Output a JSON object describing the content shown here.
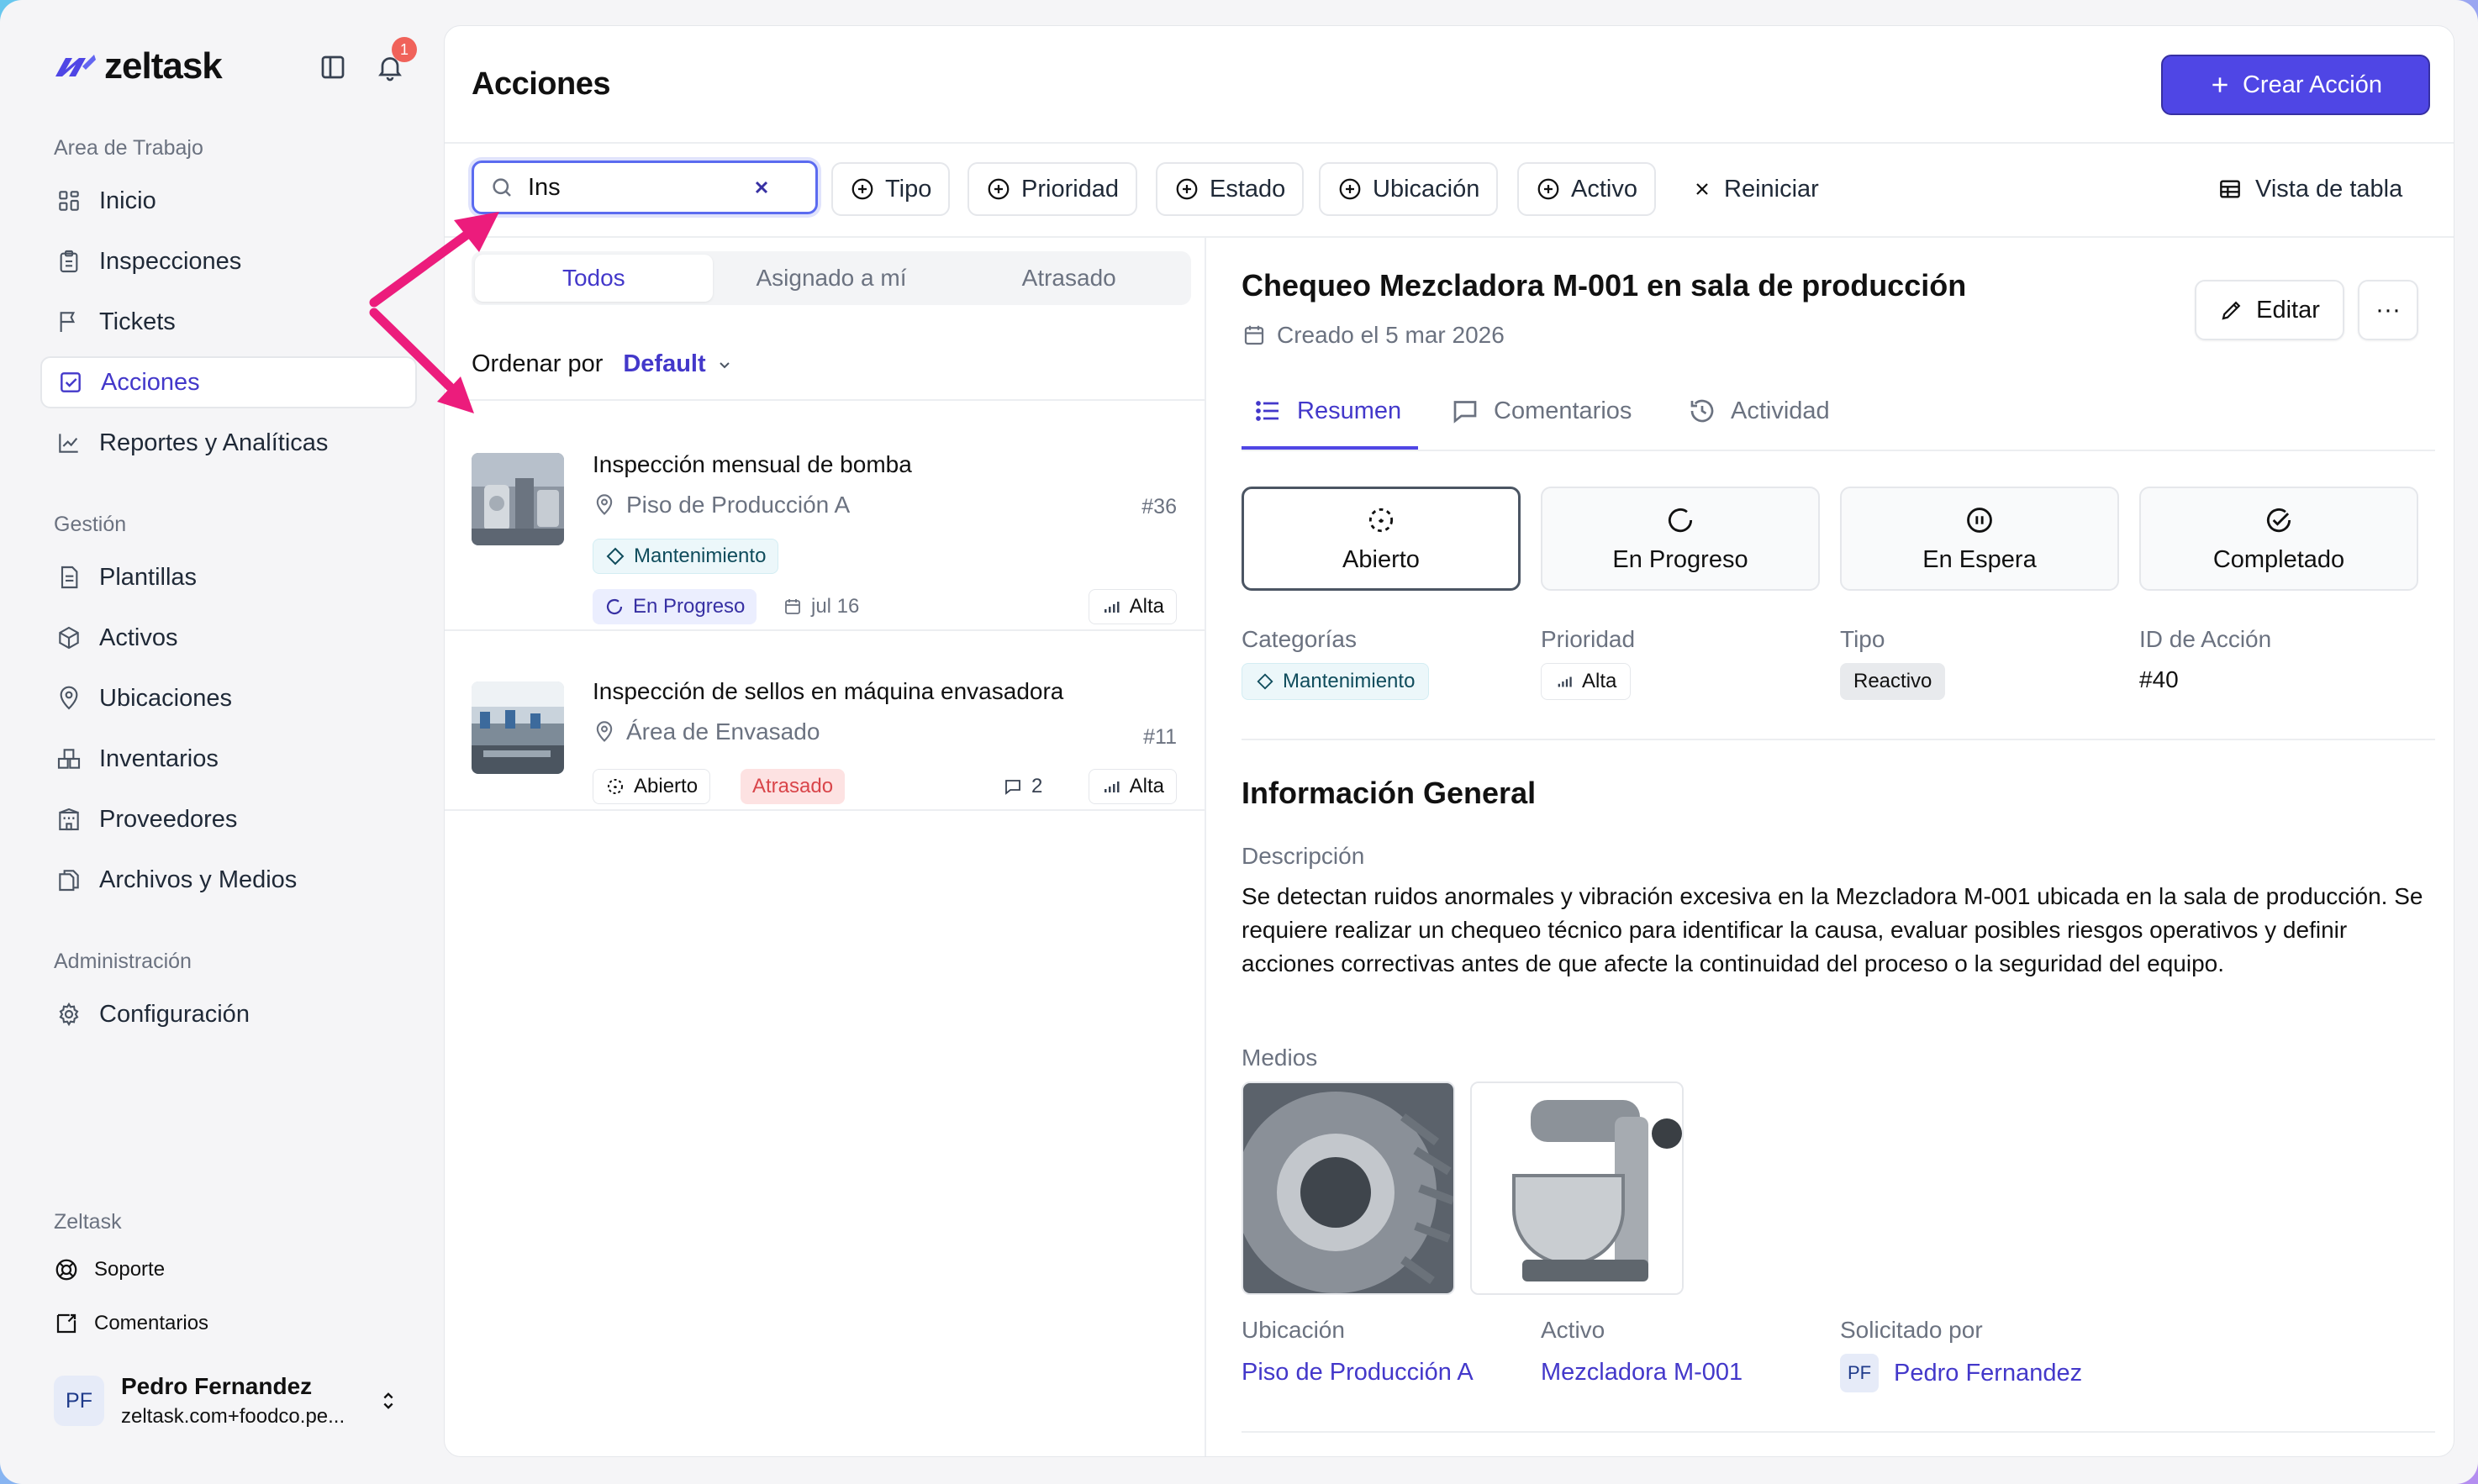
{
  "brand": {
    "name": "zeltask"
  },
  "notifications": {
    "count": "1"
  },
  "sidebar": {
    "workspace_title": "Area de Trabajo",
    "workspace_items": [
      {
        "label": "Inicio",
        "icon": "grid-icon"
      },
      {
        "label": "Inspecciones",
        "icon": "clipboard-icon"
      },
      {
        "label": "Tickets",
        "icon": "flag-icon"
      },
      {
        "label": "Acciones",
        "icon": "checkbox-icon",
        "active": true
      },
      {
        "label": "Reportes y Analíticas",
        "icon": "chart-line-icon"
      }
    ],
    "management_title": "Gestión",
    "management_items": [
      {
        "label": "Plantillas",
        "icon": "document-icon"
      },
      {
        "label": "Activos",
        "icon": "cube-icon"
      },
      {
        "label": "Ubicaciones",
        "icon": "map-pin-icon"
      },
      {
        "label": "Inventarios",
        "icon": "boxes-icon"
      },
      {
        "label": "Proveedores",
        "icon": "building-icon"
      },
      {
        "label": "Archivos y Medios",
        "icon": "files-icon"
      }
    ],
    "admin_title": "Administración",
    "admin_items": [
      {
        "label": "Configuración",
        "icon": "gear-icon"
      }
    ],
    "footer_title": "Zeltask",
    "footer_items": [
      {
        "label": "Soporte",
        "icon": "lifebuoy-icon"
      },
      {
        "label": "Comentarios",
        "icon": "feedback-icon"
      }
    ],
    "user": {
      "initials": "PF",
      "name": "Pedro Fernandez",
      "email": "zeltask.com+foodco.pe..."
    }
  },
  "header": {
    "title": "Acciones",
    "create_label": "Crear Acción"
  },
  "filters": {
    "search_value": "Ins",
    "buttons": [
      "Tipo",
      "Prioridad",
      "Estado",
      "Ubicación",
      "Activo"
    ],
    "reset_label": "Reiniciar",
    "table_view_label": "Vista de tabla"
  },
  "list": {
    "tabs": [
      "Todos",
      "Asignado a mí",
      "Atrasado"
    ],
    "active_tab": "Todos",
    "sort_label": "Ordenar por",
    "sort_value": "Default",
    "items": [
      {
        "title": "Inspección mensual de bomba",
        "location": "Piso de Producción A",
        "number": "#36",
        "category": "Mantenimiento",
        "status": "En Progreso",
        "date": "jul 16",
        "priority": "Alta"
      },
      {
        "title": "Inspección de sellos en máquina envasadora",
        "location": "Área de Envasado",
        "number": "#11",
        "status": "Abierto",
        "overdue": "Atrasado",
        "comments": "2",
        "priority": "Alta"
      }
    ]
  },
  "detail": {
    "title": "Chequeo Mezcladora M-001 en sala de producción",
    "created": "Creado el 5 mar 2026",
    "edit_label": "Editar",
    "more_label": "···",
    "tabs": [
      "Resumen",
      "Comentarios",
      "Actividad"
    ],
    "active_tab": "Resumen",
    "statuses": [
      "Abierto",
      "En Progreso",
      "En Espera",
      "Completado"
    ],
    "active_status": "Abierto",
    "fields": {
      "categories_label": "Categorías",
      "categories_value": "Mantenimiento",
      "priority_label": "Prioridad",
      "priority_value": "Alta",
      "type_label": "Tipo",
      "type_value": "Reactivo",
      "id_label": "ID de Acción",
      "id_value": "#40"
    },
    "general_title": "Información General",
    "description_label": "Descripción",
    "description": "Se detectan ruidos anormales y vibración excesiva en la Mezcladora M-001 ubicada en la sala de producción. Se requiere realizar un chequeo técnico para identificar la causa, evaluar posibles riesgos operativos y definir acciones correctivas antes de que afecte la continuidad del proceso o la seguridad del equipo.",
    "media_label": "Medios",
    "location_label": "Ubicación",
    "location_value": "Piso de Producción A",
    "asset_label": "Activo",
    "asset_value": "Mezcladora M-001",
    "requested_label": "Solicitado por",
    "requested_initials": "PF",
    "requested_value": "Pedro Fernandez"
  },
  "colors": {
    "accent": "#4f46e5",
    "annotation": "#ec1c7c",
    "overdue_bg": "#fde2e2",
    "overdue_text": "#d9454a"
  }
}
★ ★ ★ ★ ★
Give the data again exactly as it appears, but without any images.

» Response
Output a JSON object describing the content shown here.
{
  "brand": {
    "name": "zeltask"
  },
  "notifications": {
    "count": "1"
  },
  "sidebar": {
    "workspace_title": "Area de Trabajo",
    "workspace_items": [
      {
        "label": "Inicio",
        "icon": "grid-icon"
      },
      {
        "label": "Inspecciones",
        "icon": "clipboard-icon"
      },
      {
        "label": "Tickets",
        "icon": "flag-icon"
      },
      {
        "label": "Acciones",
        "icon": "checkbox-icon",
        "active": true
      },
      {
        "label": "Reportes y Analíticas",
        "icon": "chart-line-icon"
      }
    ],
    "management_title": "Gestión",
    "management_items": [
      {
        "label": "Plantillas",
        "icon": "document-icon"
      },
      {
        "label": "Activos",
        "icon": "cube-icon"
      },
      {
        "label": "Ubicaciones",
        "icon": "map-pin-icon"
      },
      {
        "label": "Inventarios",
        "icon": "boxes-icon"
      },
      {
        "label": "Proveedores",
        "icon": "building-icon"
      },
      {
        "label": "Archivos y Medios",
        "icon": "files-icon"
      }
    ],
    "admin_title": "Administración",
    "admin_items": [
      {
        "label": "Configuración",
        "icon": "gear-icon"
      }
    ],
    "footer_title": "Zeltask",
    "footer_items": [
      {
        "label": "Soporte",
        "icon": "lifebuoy-icon"
      },
      {
        "label": "Comentarios",
        "icon": "feedback-icon"
      }
    ],
    "user": {
      "initials": "PF",
      "name": "Pedro Fernandez",
      "email": "zeltask.com+foodco.pe..."
    }
  },
  "header": {
    "title": "Acciones",
    "create_label": "Crear Acción"
  },
  "filters": {
    "search_value": "Ins",
    "buttons": [
      "Tipo",
      "Prioridad",
      "Estado",
      "Ubicación",
      "Activo"
    ],
    "reset_label": "Reiniciar",
    "table_view_label": "Vista de tabla"
  },
  "list": {
    "tabs": [
      "Todos",
      "Asignado a mí",
      "Atrasado"
    ],
    "active_tab": "Todos",
    "sort_label": "Ordenar por",
    "sort_value": "Default",
    "items": [
      {
        "title": "Inspección mensual de bomba",
        "location": "Piso de Producción A",
        "number": "#36",
        "category": "Mantenimiento",
        "status": "En Progreso",
        "date": "jul 16",
        "priority": "Alta"
      },
      {
        "title": "Inspección de sellos en máquina envasadora",
        "location": "Área de Envasado",
        "number": "#11",
        "status": "Abierto",
        "overdue": "Atrasado",
        "comments": "2",
        "priority": "Alta"
      }
    ]
  },
  "detail": {
    "title": "Chequeo Mezcladora M-001 en sala de producción",
    "created": "Creado el 5 mar 2026",
    "edit_label": "Editar",
    "more_label": "···",
    "tabs": [
      "Resumen",
      "Comentarios",
      "Actividad"
    ],
    "active_tab": "Resumen",
    "statuses": [
      "Abierto",
      "En Progreso",
      "En Espera",
      "Completado"
    ],
    "active_status": "Abierto",
    "fields": {
      "categories_label": "Categorías",
      "categories_value": "Mantenimiento",
      "priority_label": "Prioridad",
      "priority_value": "Alta",
      "type_label": "Tipo",
      "type_value": "Reactivo",
      "id_label": "ID de Acción",
      "id_value": "#40"
    },
    "general_title": "Información General",
    "description_label": "Descripción",
    "description": "Se detectan ruidos anormales y vibración excesiva en la Mezcladora M-001 ubicada en la sala de producción. Se requiere realizar un chequeo técnico para identificar la causa, evaluar posibles riesgos operativos y definir acciones correctivas antes de que afecte la continuidad del proceso o la seguridad del equipo.",
    "media_label": "Medios",
    "location_label": "Ubicación",
    "location_value": "Piso de Producción A",
    "asset_label": "Activo",
    "asset_value": "Mezcladora M-001",
    "requested_label": "Solicitado por",
    "requested_initials": "PF",
    "requested_value": "Pedro Fernandez"
  },
  "colors": {
    "accent": "#4f46e5",
    "annotation": "#ec1c7c",
    "overdue_bg": "#fde2e2",
    "overdue_text": "#d9454a"
  }
}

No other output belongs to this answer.